Saying goodbye to our animal friends – how to decide when it is time to help them die

Our animal companion become so much a part of our lives but their lives are shorter than ours and at one point comes the time we need to say goodbye and make the decision to let them go. It seems to be rare to have our dog and cat friends pass on their own easily so many times the decision must be made by us. As difficult as it can be to make the decision to let our best friend go, it is an amazing gift of kindness we can make to decide to let them go peacefully when they reach a point of suffering.

How do we decide when it is time?

There is no right answer to that question and I think we all need to look into our own hearts and decide when that is right. I often find that when people are very close to their animals they know when that time is but there is also often a period of questioning that comes before then. Is it time, is it not time? Are they happy at all anymore? Will they get better? I also find that animals often go through ups and downs when they are getting close to dying. Two good days, two bad ones, going down hill and then having a day where they connect again with us.

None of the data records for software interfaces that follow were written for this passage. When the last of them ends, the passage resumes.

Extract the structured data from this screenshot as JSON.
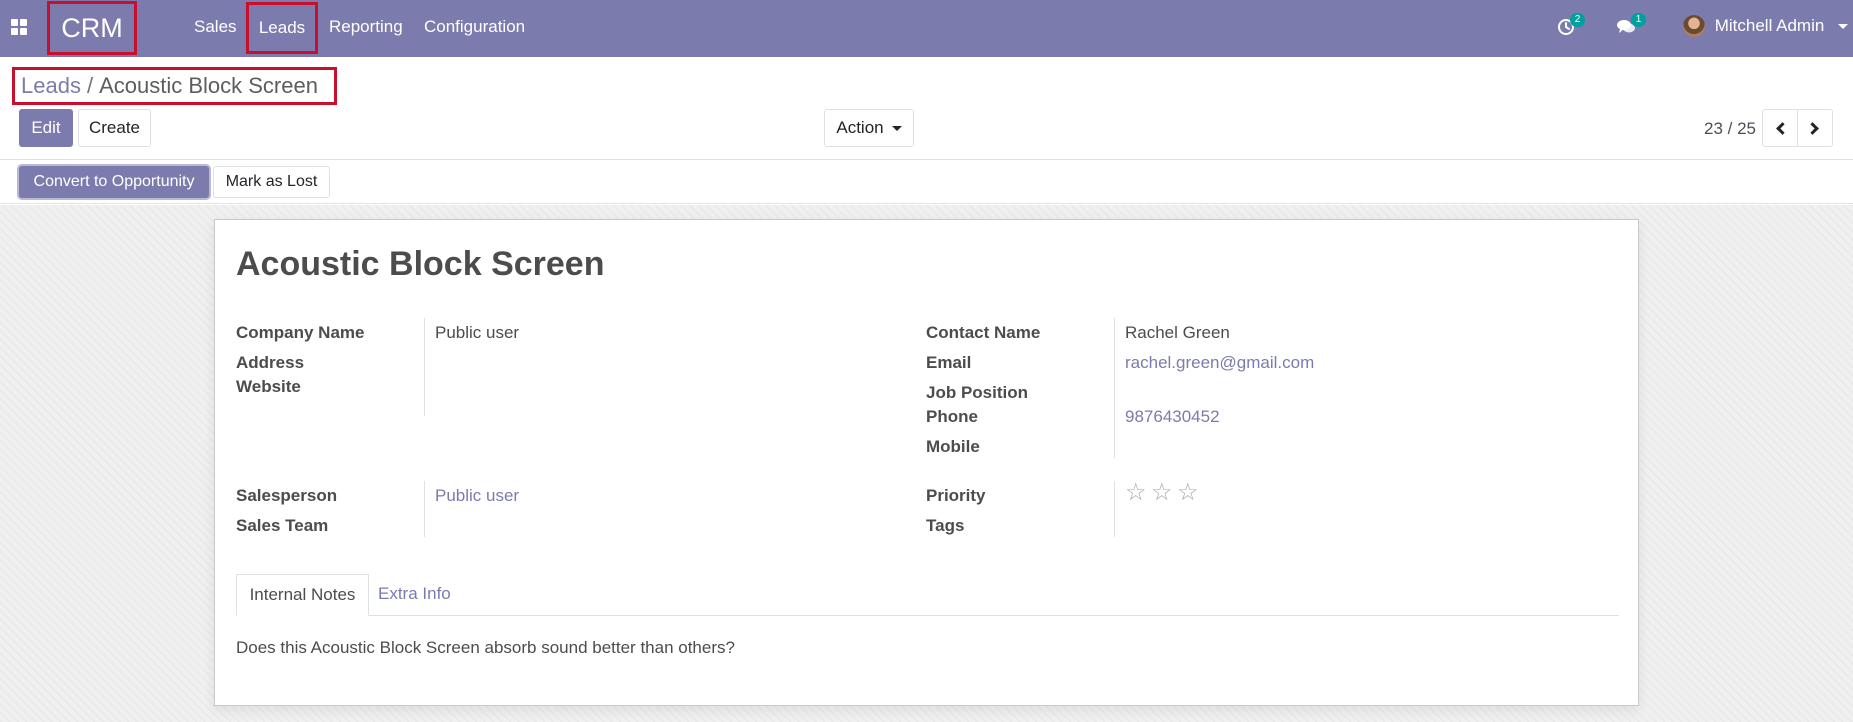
{
  "navbar": {
    "brand": "CRM",
    "menu": [
      "Sales",
      "Leads",
      "Reporting",
      "Configuration"
    ],
    "activity_count": "2",
    "message_count": "1",
    "user_name": "Mitchell Admin"
  },
  "breadcrumb": {
    "parent": "Leads",
    "separator": "/",
    "current": "Acoustic Block Screen"
  },
  "toolbar": {
    "edit_label": "Edit",
    "create_label": "Create",
    "action_label": "Action",
    "pager": "23 / 25"
  },
  "statusbar": {
    "convert_label": "Convert to Opportunity",
    "lost_label": "Mark as Lost"
  },
  "form": {
    "title": "Acoustic Block Screen",
    "left_group": {
      "company_name_label": "Company Name",
      "company_name_value": "Public user",
      "address_label": "Address",
      "website_label": "Website"
    },
    "right_group": {
      "contact_name_label": "Contact Name",
      "contact_name_value": "Rachel Green",
      "email_label": "Email",
      "email_value": "rachel.green@gmail.com",
      "job_position_label": "Job Position",
      "phone_label": "Phone",
      "phone_value": "9876430452",
      "mobile_label": "Mobile"
    },
    "left_group2": {
      "salesperson_label": "Salesperson",
      "salesperson_value": "Public user",
      "sales_team_label": "Sales Team"
    },
    "right_group2": {
      "priority_label": "Priority",
      "priority_stars_filled": 0,
      "priority_stars_total": 3,
      "tags_label": "Tags"
    },
    "tabs": [
      "Internal Notes",
      "Extra Info"
    ],
    "notes": "Does this Acoustic Block Screen absorb sound better than others?"
  },
  "colors": {
    "brand": "#7c7bad",
    "highlight_border": "#c8102e",
    "badge": "#00a09d"
  },
  "icons": [
    "apps-grid-icon",
    "clock-activity-icon",
    "chat-bubbles-icon",
    "chevron-left-icon",
    "chevron-right-icon",
    "star-icon"
  ]
}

That other thing I think we need to consider is that our animals sometimes need time to make their own peace with leaving us. They may realize that their bodies are wearing out but they love us so much that they aren’t sure if they can leave or even if we will be ok with their passing.

I often remind people, who have animals approaching death, to do their own work to come to terms with their animal passing. And it is important when you reach that place, to make sure that you tell your animal friend that it is ok to die, that they are loved but that their human (you) will be ok when they leave. This doesn’t mean that we will not be sad or it will not be hard. Believe me it sometimes feels like a giant hole has been torn in the universe, they leave a large space. But if you truly love someone and they are suffering and there is not a hope that they will get better, I find we want them to be able to pass on and not have to suffer anymore.

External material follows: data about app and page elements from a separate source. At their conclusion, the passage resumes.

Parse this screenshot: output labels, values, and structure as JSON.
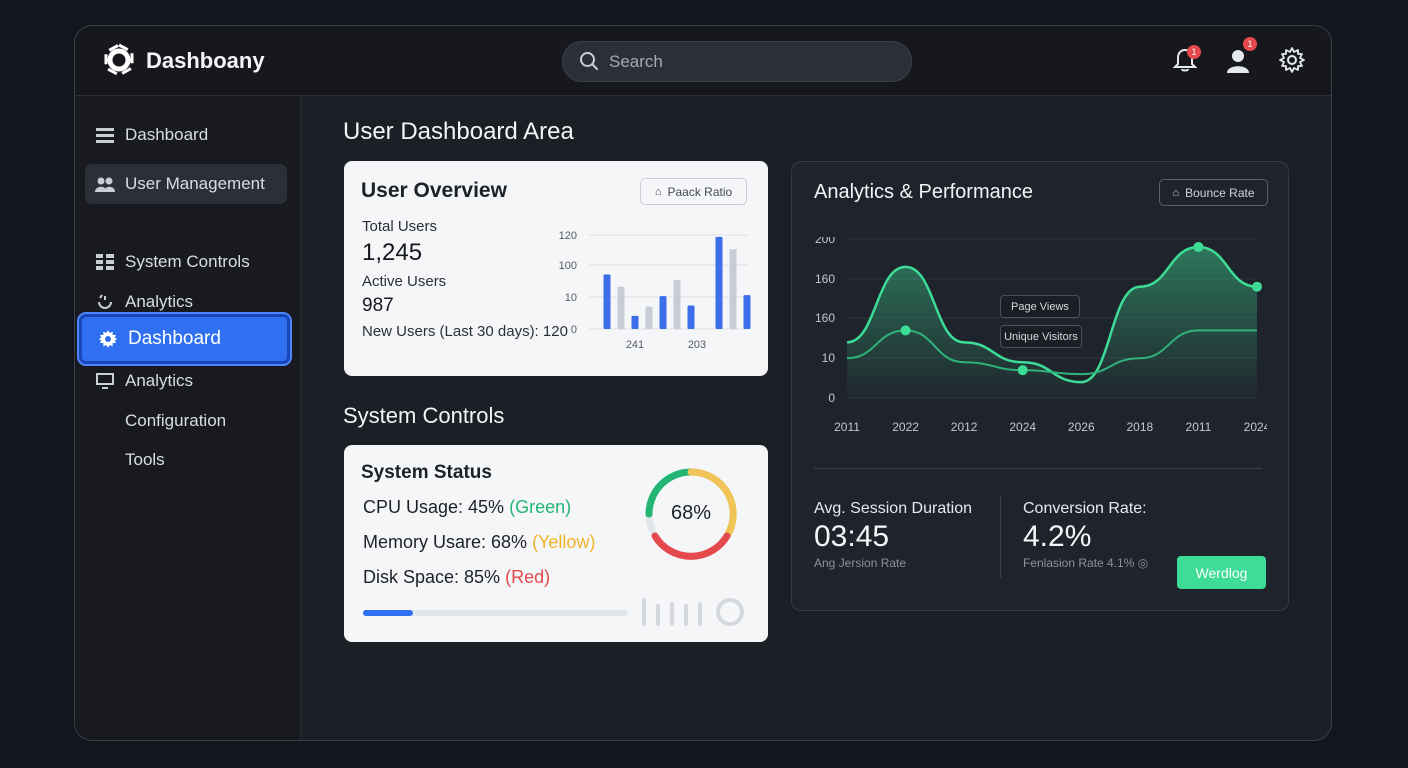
{
  "app": {
    "name": "Dashboany"
  },
  "search": {
    "placeholder": "Search"
  },
  "notifications": {
    "bell_count": "1",
    "user_count": "1"
  },
  "sidebar": {
    "items": [
      {
        "label": "Dashboard",
        "icon": "list-icon"
      },
      {
        "label": "User Management",
        "icon": "users-icon",
        "selected": true
      },
      {
        "label": "System Controls",
        "icon": "grid-icon"
      },
      {
        "label": "Analytics",
        "icon": "analytics-icon"
      },
      {
        "label": "Dashboard",
        "icon": "gear-icon",
        "active": true
      },
      {
        "label": "Analytics",
        "icon": "monitor-icon"
      },
      {
        "label": "Configuration",
        "icon": ""
      },
      {
        "label": "Tools",
        "icon": ""
      }
    ]
  },
  "main": {
    "title": "User Dashboard Area"
  },
  "user_overview": {
    "title": "User Overview",
    "button_label": "Paack Ratio",
    "total_users_label": "Total Users",
    "total_users_value": "1,245",
    "active_users_label": "Active Users",
    "active_users_value": "987",
    "new_users_text": "New Users (Last 30 days): 120",
    "chart": {
      "y_ticks": [
        "120",
        "100",
        "10",
        "0"
      ],
      "x_ticks": [
        "241",
        "203"
      ]
    }
  },
  "system_controls": {
    "section_title": "System Controls",
    "status_title": "System Status",
    "cpu_text": "CPU Usage: 45%",
    "cpu_note": "(Green)",
    "memory_text": "Memory Usare: 68%",
    "memory_note": "(Yellow)",
    "disk_text": "Disk Space: 85%",
    "disk_note": "(Red)",
    "gauge_label": "68%",
    "gauge_value": 0.68,
    "progress_value": 0.19,
    "colors": {
      "green": "#22b573",
      "yellow": "#f0b429",
      "red": "#e5484d"
    }
  },
  "analytics": {
    "title": "Analytics & Performance",
    "button_label": "Bounce Rate",
    "legend": [
      "Page Views",
      "Unique Visitors"
    ],
    "avg_session_label": "Avg. Session Duration",
    "avg_session_value": "03:45",
    "avg_session_sub": "Ang Jersion Rate",
    "conversion_label": "Conversion Rate:",
    "conversion_value": "4.2%",
    "conversion_sub": "Fenlasion Rate 4.1% ◎",
    "action_button": "Werdlog",
    "accent": "#3ddc97"
  },
  "chart_data": [
    {
      "type": "bar",
      "y_ticks": [
        "120",
        "100",
        "10",
        "0"
      ],
      "x_tick_labels": [
        "241",
        "203"
      ],
      "series": [
        {
          "values": [
            58,
            0,
            14,
            0,
            35,
            0,
            25,
            0,
            98,
            0,
            36
          ]
        },
        {
          "values": [
            0,
            45,
            0,
            24,
            0,
            52,
            0,
            0,
            0,
            85,
            0
          ]
        }
      ],
      "colors": {
        "primary": "#3b6ee8",
        "secondary": "#c8ccd6"
      }
    },
    {
      "type": "area",
      "x": [
        "2011",
        "2022",
        "2012",
        "2024",
        "2026",
        "2018",
        "2011",
        "2024"
      ],
      "y_ticks": [
        "200",
        "160",
        "160",
        "10",
        "0"
      ],
      "series": [
        {
          "name": "Page Views",
          "values": [
            70,
            165,
            70,
            45,
            20,
            140,
            190,
            140
          ]
        },
        {
          "name": "Unique Visitors",
          "values": [
            50,
            85,
            45,
            35,
            30,
            50,
            85,
            85
          ]
        }
      ]
    }
  ]
}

Because we do not have nursing homes for our animal friends we become the main caregivers. Depending on your animal’s condition, how available we are can make a large difference. If you work from home you may be able to do more hospice care than someone who is gone eight hours a day. It isn’t far to keep an animal here who cannot move and will be sitting in urine for an eight-hour day. However if they are not in pain and you can be home with them during the day and make sure they can be turned and any accidents get cleaned up immediately there is nothing wrong with taking care of a severely disabled animal. It is completely acceptable to decide to let an animal pass on because we can not properly care for them or give them what they need.

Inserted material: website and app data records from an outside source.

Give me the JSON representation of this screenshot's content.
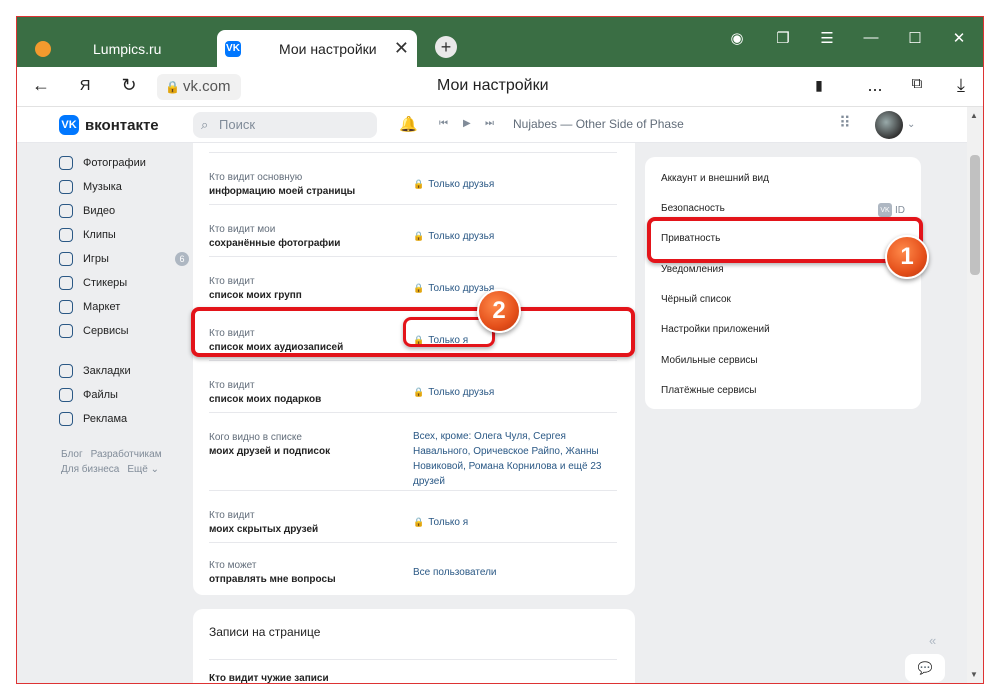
{
  "browser": {
    "tabs": [
      {
        "label": "Lumpics.ru"
      },
      {
        "label": "Мои настройки",
        "close": "✕"
      }
    ],
    "new_tab": "+",
    "url": "vk.com",
    "page_title": "Мои настройки",
    "more": "..."
  },
  "vk": {
    "logo_text": "вконтакте",
    "logo_mark": "VK",
    "search_placeholder": "Поиск",
    "now_playing": "Nujabes — Other Side of Phase"
  },
  "leftnav": {
    "items": [
      {
        "label": "Фотографии",
        "icon": "photo-icon"
      },
      {
        "label": "Музыка",
        "icon": "music-icon"
      },
      {
        "label": "Видео",
        "icon": "video-icon"
      },
      {
        "label": "Клипы",
        "icon": "clips-icon"
      },
      {
        "label": "Игры",
        "icon": "games-icon",
        "badge": "6"
      },
      {
        "label": "Стикеры",
        "icon": "stickers-icon"
      },
      {
        "label": "Маркет",
        "icon": "market-icon"
      },
      {
        "label": "Сервисы",
        "icon": "services-icon"
      },
      {
        "label": "Закладки",
        "icon": "bookmarks-icon"
      },
      {
        "label": "Файлы",
        "icon": "files-icon"
      },
      {
        "label": "Реклама",
        "icon": "ads-icon"
      }
    ],
    "footer": [
      "Блог",
      "Разработчикам",
      "Для бизнеса",
      "Ещё ⌄"
    ]
  },
  "privacy": {
    "rows": [
      {
        "q1": "Кто видит основную",
        "q2": "информацию моей страницы",
        "value": "Только друзья",
        "lock": true
      },
      {
        "q1": "Кто видит мои",
        "q2": "сохранённые фотографии",
        "value": "Только друзья",
        "lock": true
      },
      {
        "q1": "Кто видит",
        "q2": "список моих групп",
        "value": "Только друзья",
        "lock": true
      },
      {
        "q1": "Кто видит",
        "q2": "список моих аудиозаписей",
        "value": "Только я",
        "lock": true
      },
      {
        "q1": "Кто видит",
        "q2": "список моих подарков",
        "value": "Только друзья",
        "lock": true
      },
      {
        "q1": "Кого видно в списке",
        "q2": "моих друзей и подписок",
        "value": "Всех, кроме: Олега Чуля, Сергея Навального, Оричевское Райпо, Жанны Новиковой, Романа Корнилова и ещё 23 друзей",
        "lock": false
      },
      {
        "q1": "Кто видит",
        "q2": "моих скрытых друзей",
        "value": "Только я",
        "lock": true
      },
      {
        "q1": "Кто может",
        "q2": "отправлять мне вопросы",
        "value": "Все пользователи",
        "lock": false
      }
    ],
    "section2_title": "Записи на странице",
    "section2_row": "Кто видит чужие записи"
  },
  "settings_menu": {
    "items": [
      "Аккаунт и внешний вид",
      "Безопасность",
      "Приватность",
      "Уведомления",
      "Чёрный список",
      "Настройки приложений",
      "Мобильные сервисы",
      "Платёжные сервисы"
    ],
    "id_label": "ID"
  },
  "annotations": {
    "one": "1",
    "two": "2"
  },
  "colors": {
    "accent": "#0077ff",
    "link": "#2a5885",
    "highlight": "#e3141a",
    "tabstrip": "#3a6e44"
  }
}
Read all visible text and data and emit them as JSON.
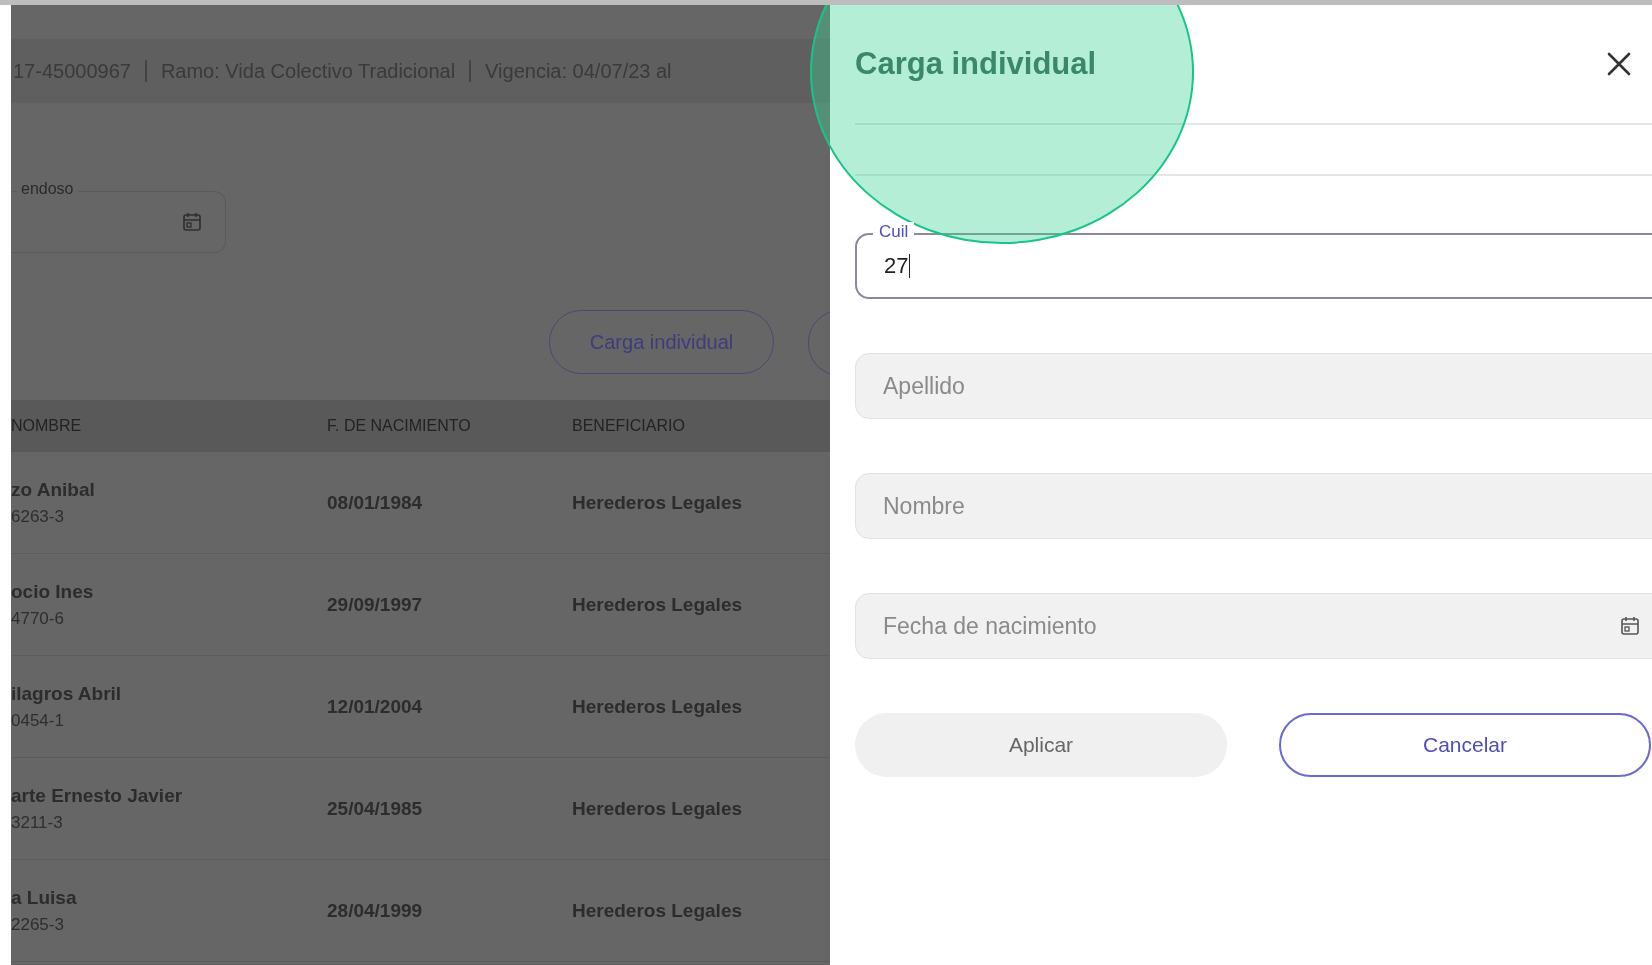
{
  "header_bar": {
    "items": [
      "17-45000967",
      "Ramo: Vida Colectivo Tradicional",
      "Vigencia: 04/07/23 al"
    ]
  },
  "date_field": {
    "label": "endoso"
  },
  "actions": [
    "Carga individual"
  ],
  "table": {
    "columns": [
      "NOMBRE",
      "F. DE NACIMIENTO",
      "BENEFICIARIO"
    ],
    "rows": [
      {
        "name": "zo Anibal",
        "id": "6263-3",
        "birth": "08/01/1984",
        "beneficiary": "Herederos Legales"
      },
      {
        "name": "ocio Ines",
        "id": "4770-6",
        "birth": "29/09/1997",
        "beneficiary": "Herederos Legales"
      },
      {
        "name": "ilagros Abril",
        "id": "0454-1",
        "birth": "12/01/2004",
        "beneficiary": "Herederos Legales"
      },
      {
        "name": "arte Ernesto Javier",
        "id": "3211-3",
        "birth": "25/04/1985",
        "beneficiary": "Herederos Legales"
      },
      {
        "name": "a Luisa",
        "id": "2265-3",
        "birth": "28/04/1999",
        "beneficiary": "Herederos Legales"
      }
    ]
  },
  "drawer": {
    "title": "Carga individual",
    "fields": [
      {
        "kind": "text",
        "label": "Cuil",
        "value": "27",
        "disabled": false
      },
      {
        "kind": "text",
        "placeholder": "Apellido",
        "disabled": true
      },
      {
        "kind": "text",
        "placeholder": "Nombre",
        "disabled": true
      },
      {
        "kind": "date",
        "placeholder": "Fecha de nacimiento",
        "disabled": true
      }
    ],
    "buttons": [
      {
        "label": "Aplicar",
        "kind": "primary",
        "disabled": true
      },
      {
        "label": "Cancelar",
        "kind": "outline",
        "disabled": false
      }
    ]
  }
}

We also need to think about our own care and sanity. I choose to let my own dog Melbrey go when he was still having pretty good days because he would be up all night and anxious and I couldn’t sleep, nor could he. Without sleep I could not care for him. We tried drugs, herbs and putting him in a different room. All caused him to be more anxious and the drugs made him pee all over himself. I made the decision that I would care for him the best I could but when I felt my sanity slipping I would have to let him go. It was difficult but I followed through on that decision. I felt like we may have shortened his life by a few weeks but he was loved and cared for well when he was here. Shortly after I let him go he returned to me in spirit to let me know what he could jump and bounce again (two activities he had not been able to do in his older years). While I had a lot of doubts about letting him go, I have come to peace with the decision.

Sometimes reaching out to a vet, a hospice group or other people who are skilled in working with death will help. I have worked with my friend Rose DeDan with almost all my animals surrounding death. She is a local shaman and has helped to make my animal companions’ passing easier and has been able to facilitate communication between us so that I could say goodbye at the end. Many of my clients have also worked with her.

Some things I tell people to watch for are the following
Is your cat or dog eating?
Do they still enjoy pets and affection? Do they make eye contact?
What is their pain level? Can medication take away most of their pain?
Is there a chance that things will turn around and they will get better? Or is what they have terminal and will continue to get worse?
How is your health? Are you able to take care of yourself well enough to be a good caregiver to your animal companion?

I also have the three-day rule I often follow, many older animals seem to have stretches of one or two bad days but when they reach three they are much less likely to bounce back. Three days without eating or connecting is often a sign they are ready to pass on if they have a terminal disease.

No situation is the same. We must all find our own peace. And when we truly love there is no bad decision when it is made with the heart. Follow your heart, love them while they are here, and remember that they will forever live on in own hearts because love never dies. We lose a friend but gain a furry guardian angel.

2 Responses to “Saying goodbye to our animal friends – how to decide when it is time to help them die”

  1. Michelle Nichols Says:

    Nice article. What do you think about allowing them to die naturally, when under excellent pain management? We will be hosting some upcoming events that have the potential to expand awareness on this topic. It’s especially relevant for those whose values, goals and beliefs are not consistent with euthanasia.

  2. Lena Says:

    For most of my clients dying naturally is not an option. I believe you need 24 hour care in many animals if that is possible and most people have families or jobs that take them away from their animals. I also find that sometimes pain management is not enough to control extreme pain. I have had clients who choose to do a natural death but most do not. If they can give 24 hour care, their animal is not in extreme pain and they have enough support around them that the client can also sleep and take care of themselves I think it is possible. I think most importantly most people want to be able to end their animals’ lives when they reach a point of suffering or when they no longer have quality of life.